It’s down to the final four in the 2017 World Championship at the Crucible Theatre.
After three weeks of qualifying action followed by the opening three rounds of the main event in Sheffield, the cream of the crop have certainly risen to the top.
The quartet of remaining contenders all feature in the top seven in the world rankings, ensuring what promises to be a high quality conclusion to the 40th edition of the sport’s blue riband tournament.
The line-up includes a pair of former champions and a couple of pretenders who have each already reached the final hurdle before in their careers, only to just fall narrowly short.
Reigning champion Mark Selby will meet China’s Ding Junhui in a repeat of an epic showdown for the title twelve months ago.
Selby and Ding were superb in their quarter-final victories over Marco Fu and Ronnie O’Sullivan respectively.
Selby’s utter destruction of Fu to win with a session to spare came with big breaks of 143, 139, and 132 as he lived up to his post second round promise that his best was yet to come.
Ding was made to work a lot harder for his triumph, eventually emerging a 13-10 winner over the five-time world champion, but was supremely confident throughout a clash which has seen him dismantled on many occasions in the past.
The 30 year-old’s warm, emotional embrace with O’Sullivan, who he called his hero and who he wants his standard to emulate, was arguably the moment of the championship so far.
Selby and Ding have conjured up an intriguing rivalry over the course of the last year or so.
The Englishman held off a stirring fight back from his opponent to capture a second world crown before Ding enacted a modicum of revenge by claiming the Shanghai Masters trophy at Selby’s expense last September.
A short time after, they were competing for major honours in another final at the International Championship but this time Selby hammered the challenger 10-1 for a resounding success.
It’s hard to envisage a similar kind of runaway victory for either player over the next three days.
Selby, as the defending champion and the world’s top ranked player by some distance, should rightly begin the affair as the favourite but Ding has demonstrated an aura of composed confidence that we have rarely seen from him over the years.
The Chinese number one was visibly elated at finally beating O’Sullivan in a meaningful encounter for the first time in more than a decade.
There is a small chance that Ding could suffer a hangover of sorts from such an overwhelming glory, but one senses that the former Masters and UK champion has greater aspirations of finally completing a long overdue Triple Crown.

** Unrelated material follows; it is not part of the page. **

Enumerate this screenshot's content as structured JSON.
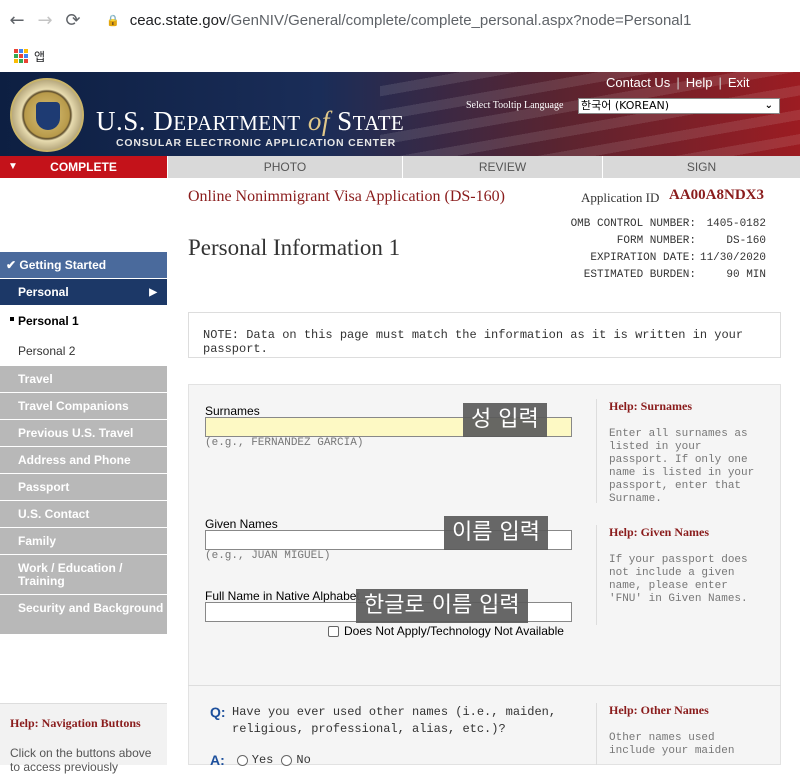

Selby, though, is quite simply in beast mode at the moment and is going to be so difficult to overcome.
It doesn’t seem to matter how he plays – whatever level he comes up with he’ll find a way to compete, and usually win.

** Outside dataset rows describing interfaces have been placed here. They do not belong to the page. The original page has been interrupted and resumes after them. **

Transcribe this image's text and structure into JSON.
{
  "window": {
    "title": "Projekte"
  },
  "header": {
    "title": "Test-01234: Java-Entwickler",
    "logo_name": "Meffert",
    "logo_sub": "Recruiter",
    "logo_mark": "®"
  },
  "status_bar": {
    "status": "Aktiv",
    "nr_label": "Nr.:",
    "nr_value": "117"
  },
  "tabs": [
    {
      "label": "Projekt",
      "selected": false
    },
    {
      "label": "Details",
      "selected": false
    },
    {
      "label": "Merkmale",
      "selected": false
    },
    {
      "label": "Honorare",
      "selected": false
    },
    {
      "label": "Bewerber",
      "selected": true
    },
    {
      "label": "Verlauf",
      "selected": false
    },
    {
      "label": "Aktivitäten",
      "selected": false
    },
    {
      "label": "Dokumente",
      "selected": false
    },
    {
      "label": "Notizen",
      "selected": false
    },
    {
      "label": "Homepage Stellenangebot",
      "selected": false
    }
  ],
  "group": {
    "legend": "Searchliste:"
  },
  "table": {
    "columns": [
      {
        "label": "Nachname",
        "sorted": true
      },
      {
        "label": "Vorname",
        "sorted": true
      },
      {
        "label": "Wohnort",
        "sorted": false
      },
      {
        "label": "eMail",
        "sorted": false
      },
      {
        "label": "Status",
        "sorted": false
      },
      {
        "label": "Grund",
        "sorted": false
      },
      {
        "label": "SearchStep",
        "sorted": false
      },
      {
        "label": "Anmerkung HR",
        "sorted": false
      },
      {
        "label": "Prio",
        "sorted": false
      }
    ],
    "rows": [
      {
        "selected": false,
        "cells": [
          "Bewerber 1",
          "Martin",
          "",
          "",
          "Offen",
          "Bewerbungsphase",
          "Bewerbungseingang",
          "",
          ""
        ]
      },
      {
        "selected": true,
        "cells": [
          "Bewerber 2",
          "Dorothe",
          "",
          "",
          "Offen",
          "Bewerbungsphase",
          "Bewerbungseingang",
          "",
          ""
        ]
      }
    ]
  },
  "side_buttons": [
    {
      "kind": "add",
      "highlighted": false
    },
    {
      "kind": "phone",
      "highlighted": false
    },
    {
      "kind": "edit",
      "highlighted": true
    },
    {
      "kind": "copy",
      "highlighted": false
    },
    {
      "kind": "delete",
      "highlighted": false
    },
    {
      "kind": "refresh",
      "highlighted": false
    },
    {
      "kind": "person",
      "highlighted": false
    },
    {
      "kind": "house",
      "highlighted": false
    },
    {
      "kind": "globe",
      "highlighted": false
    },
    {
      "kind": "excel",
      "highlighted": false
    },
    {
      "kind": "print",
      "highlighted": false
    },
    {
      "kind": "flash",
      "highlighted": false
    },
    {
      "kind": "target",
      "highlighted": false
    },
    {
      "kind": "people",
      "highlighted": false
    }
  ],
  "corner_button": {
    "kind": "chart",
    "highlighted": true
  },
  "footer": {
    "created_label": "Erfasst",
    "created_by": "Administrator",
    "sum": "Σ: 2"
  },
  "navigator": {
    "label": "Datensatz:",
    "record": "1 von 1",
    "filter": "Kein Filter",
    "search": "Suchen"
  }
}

Ding can’t afford to lose the first six frames like he did in last year’s final but that’s unlikely to materialise, and I think this has the makings of being very close all the way through to the fourth and final session on Saturday.

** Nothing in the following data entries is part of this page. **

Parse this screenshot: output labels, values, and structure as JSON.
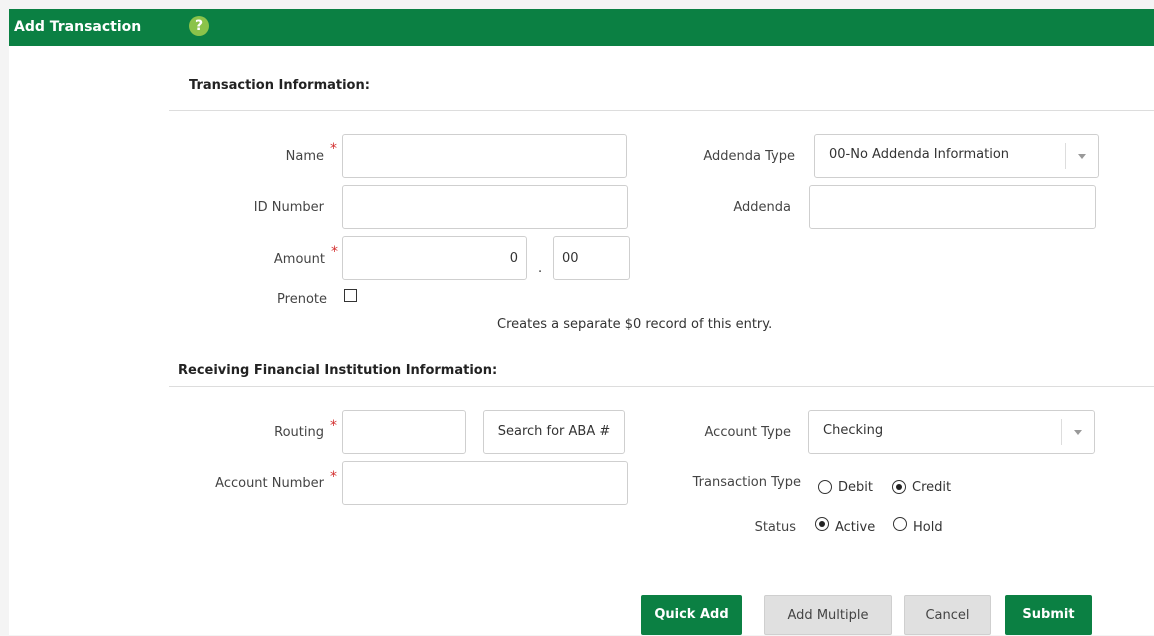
{
  "header": {
    "title": "Add Transaction",
    "help_glyph": "?"
  },
  "transaction_section": {
    "title": "Transaction Information:",
    "name_label": "Name",
    "id_label": "ID Number",
    "amount_label": "Amount",
    "amount_dollars": "0",
    "amount_separator": ".",
    "amount_cents": "00",
    "prenote_label": "Prenote",
    "prenote_note": "Creates a separate $0 record of this entry.",
    "addenda_type_label": "Addenda Type",
    "addenda_type_value": "00-No Addenda Information",
    "addenda_label": "Addenda",
    "required_marker": "*"
  },
  "rfi_section": {
    "title": "Receiving Financial Institution Information:",
    "routing_label": "Routing",
    "search_aba_label": "Search for ABA #",
    "account_number_label": "Account Number",
    "account_type_label": "Account Type",
    "account_type_value": "Checking",
    "transaction_type_label": "Transaction Type",
    "transaction_type_options": [
      "Debit",
      "Credit"
    ],
    "transaction_type_selected": "Credit",
    "status_label": "Status",
    "status_options": [
      "Active",
      "Hold"
    ],
    "status_selected": "Active"
  },
  "buttons": {
    "quick_add": "Quick Add",
    "add_multiple": "Add Multiple",
    "cancel": "Cancel",
    "submit": "Submit"
  },
  "colors": {
    "brand_green": "#0b8043",
    "help_green": "#8bc34a",
    "required_red": "#d32f2f"
  },
  "icons": [
    "help-icon",
    "chevron-down-icon"
  ]
}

In fact, the same can equally be said of the other last four fixture.
Four-time champion John Higgins is back at the single table set-up for the first time since he last lifted the trophy aloft in 2011.
The Scot meets 2013 runner-up Barry Hawkins, who has quietly gone about his business advancing through the rounds, thus continuing a marvellous run of form at the Crucible in recent years.
In fact, this is a third semi-final spot for the “Hawk” since he lost to O’Sullivan in the 2013 final so he evidently feels at home under the bright starry lights of the Crucible.
That said, not many feel as at home as Higgins, who triumphed three times over a five-year spell between 2007 and 2011.
Both Higgins and Hawkins have been solid without being spectacular so far in this event but neither is likely to wilt easily at this late stage of proceedings with so much on the line.
Strangely, given the fact that they have been around the Main Tour for decades, the pair has only met each other seven times outside the Championship League – and they haven’t faced each other at all since 2014.
Higgins has the better head-to-head record, including a first round World Championship victory in 2010, but I don’t think that will count for much this time.
The major difference between them is their frequency of success.
While Hawkins has achieved a significant amount over the last few seasons in joining the elite bracket of competitors, Higgins has been in that company for more than 20 years.
The “Wizard” is more likely to grow in strength with the possibility of success in sight, rather than fumble under the obscene amount of pressure they’ll both be under.
This isn’t to discount Hawkins, but the 38 year-old will probably have to be at his very best to overcome one of the sport’s greatest ever winners.
Whatever the result, let’s hope there are tight and tense climaxes in store because, while wonderful snooker has been played and there has been the odd close tussle, the tournament in general has been a little underwhelming up until this stage.
That can yet change, and for the four players left there is a lot of hard graft in store before there is any chance of being crowned the next world champion.
Indeed, having already won 36 frames to reach this far, another 35 are required in order to be the one pictured under the confetti on Monday night.